Fides invicta triumphat

#79 John Drake

John Drake
  • Admin
  • 7,758 posts

Posted 28 August 2013 - 09:08 AM

I think almost everybody has finally learned the lessons from Iraq and Libya. The Arabs will kill each other no matter what we do. They are violently intolerant of us, the Israelis and above all of each other. The one thing that is guaranteed is that it will result in them hating us a bit more and putting Western lives in danger for no real gain.

I don't think anyone really believes that Syria can be anything other than a genocidal bloodbath and hence we've just given up on it. It's not that we don't care, we are simply jaded (and with good reason).

 

If Parliament votes to intervene in Syria, then we clearly haven't learned any lessons at all.


John Drake
Site Admin: TotalRL.com
TotalRL.com
Email: john.drake@totalrl.com


#80 ckn

ckn
  • Admin
  • 17,147 posts

Posted 28 August 2013 - 09:16 AM

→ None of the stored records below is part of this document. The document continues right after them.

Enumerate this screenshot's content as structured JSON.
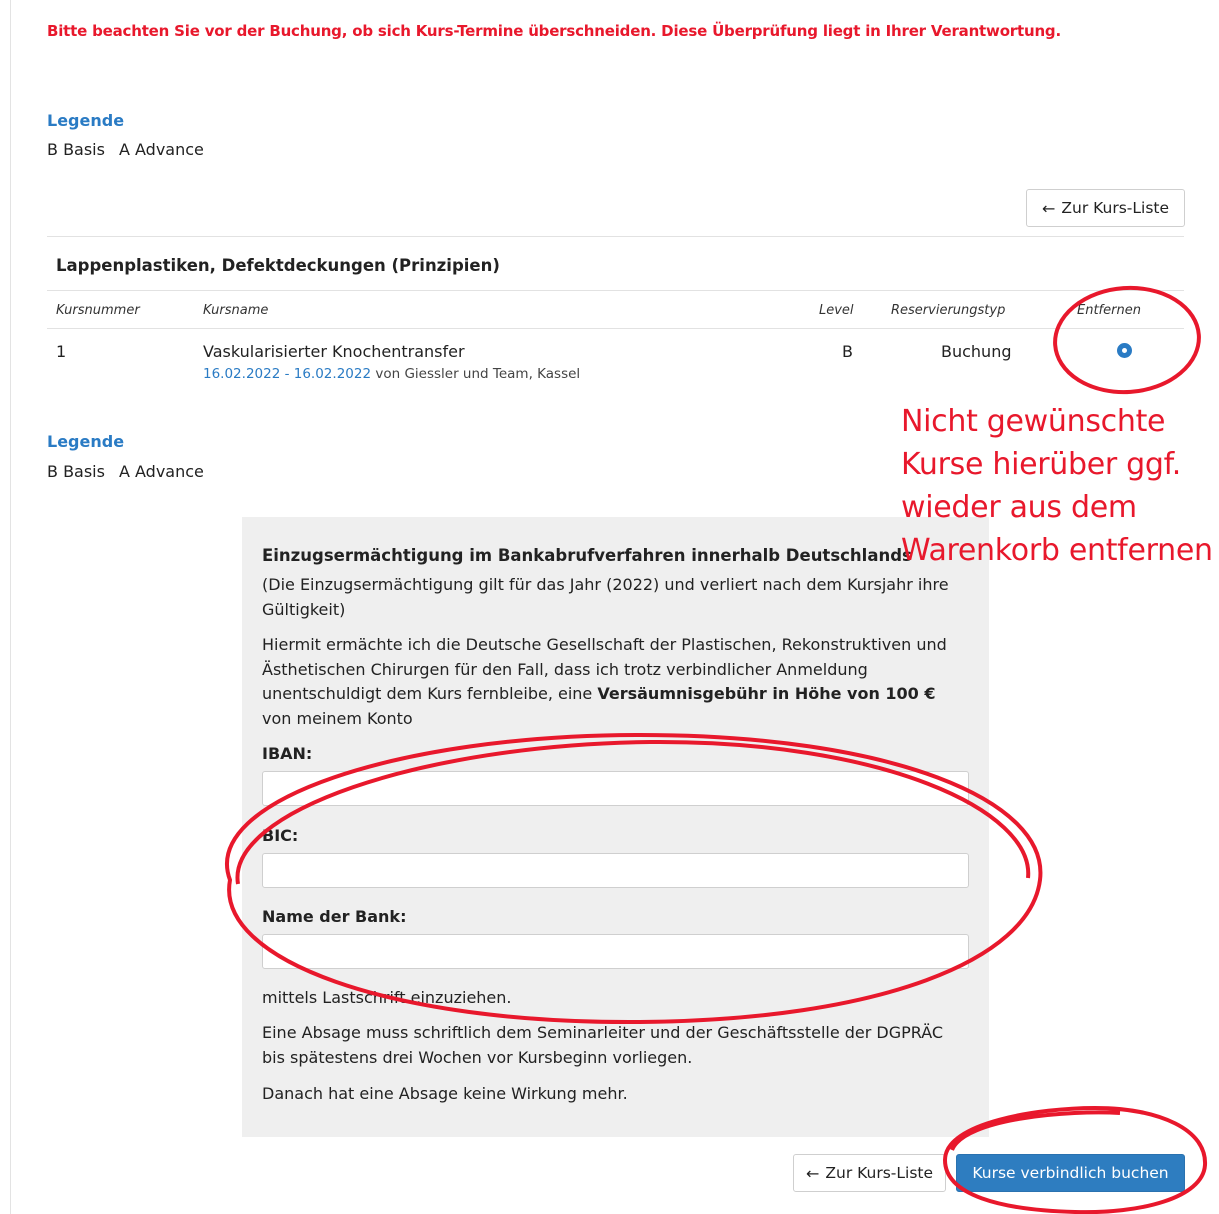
{
  "warning": "Bitte beachten Sie vor der Buchung, ob sich Kurs-Termine überschneiden. Diese Überprüfung liegt in Ihrer Verantwortung.",
  "legend": {
    "title": "Legende",
    "items": [
      "B Basis",
      "A Advance"
    ]
  },
  "buttons": {
    "back_to_list": "Zur Kurs-Liste",
    "book": "Kurse verbindlich buchen"
  },
  "course_group": {
    "title": "Lappenplastiken, Defektdeckungen (Prinzipien)",
    "columns": [
      "Kursnummer",
      "Kursname",
      "Level",
      "Reservierungstyp",
      "Entfernen"
    ],
    "rows": [
      {
        "number": "1",
        "name": "Vaskularisierter Knochentransfer",
        "dates": "16.02.2022 - 16.02.2022",
        "by": "von Giessler und Team, Kassel",
        "level": "B",
        "reservation_type": "Buchung"
      }
    ]
  },
  "annotation": {
    "lines": [
      "Nicht gewünschte",
      "Kurse hierüber ggf.",
      "wieder aus dem",
      "Warenkorb entfernen"
    ],
    "color": "#e8182c"
  },
  "mandate": {
    "heading": "Einzugsermächtigung im Bankabrufverfahren innerhalb Deutschlands",
    "validity": "(Die Einzugsermächtigung gilt für das Jahr (2022) und verliert nach dem Kursjahr ihre Gültigkeit)",
    "authorization_pre": "Hiermit ermächte ich die Deutsche Gesellschaft der Plastischen, Rekonstruktiven und Ästhetischen Chirurgen für den Fall, dass ich trotz verbindlicher Anmeldung unentschuldigt dem Kurs fernbleibe, eine ",
    "authorization_bold": "Versäumnisgebühr in Höhe von 100 €",
    "authorization_post": " von meinem Konto",
    "iban_label": "IBAN:",
    "bic_label": "BIC:",
    "bank_label": "Name der Bank:",
    "iban_value": "",
    "bic_value": "",
    "bank_value": "",
    "debit_text": "mittels Lastschrift einzuziehen.",
    "cancellation_text": "Eine Absage muss schriftlich dem Seminarleiter und der Geschäftsstelle der DGPRÄC bis spätestens drei Wochen vor Kursbeginn vorliegen.",
    "after_text": "Danach hat eine Absage keine Wirkung mehr."
  },
  "colors": {
    "accent": "#2a7bc4",
    "warning": "#e8182c",
    "primary_button": "#2e7dc0"
  }
}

Arab League says Assad regime did it.

 

Also, taking on and reversing John's point: if we fail to act then we clearly haven't learned any lessons at all.

 

There's a very good reason that every time we've used chemical weapons since the first world war that international outrage has led to tighter and tighter restrictions and international taboo.  We can't be the world's policeman stopping everything but we can hold the high line by stopping the escalation to routine use of chemical weapons.  If we don't act then we take on the role of international appeaser.  If we don't act because Syria is "difficult" then when will we ever act?

 

For me, I'd strongly prefer if any action was led by the Arab League or similar, even if it's being the lead sanctions enforcer to show that it's not just the western Christian nations imposing our morals on them.  If they won't though then we should act, even if it has no UN security council backing.


Arguing with the forum trolls is like playing chess with a pigeon.  No matter how good you are, the bird will **** on the board and strut around like it won anyway





0 user(s) are reading this topic

0 members, 0 guests, 0 anonymous users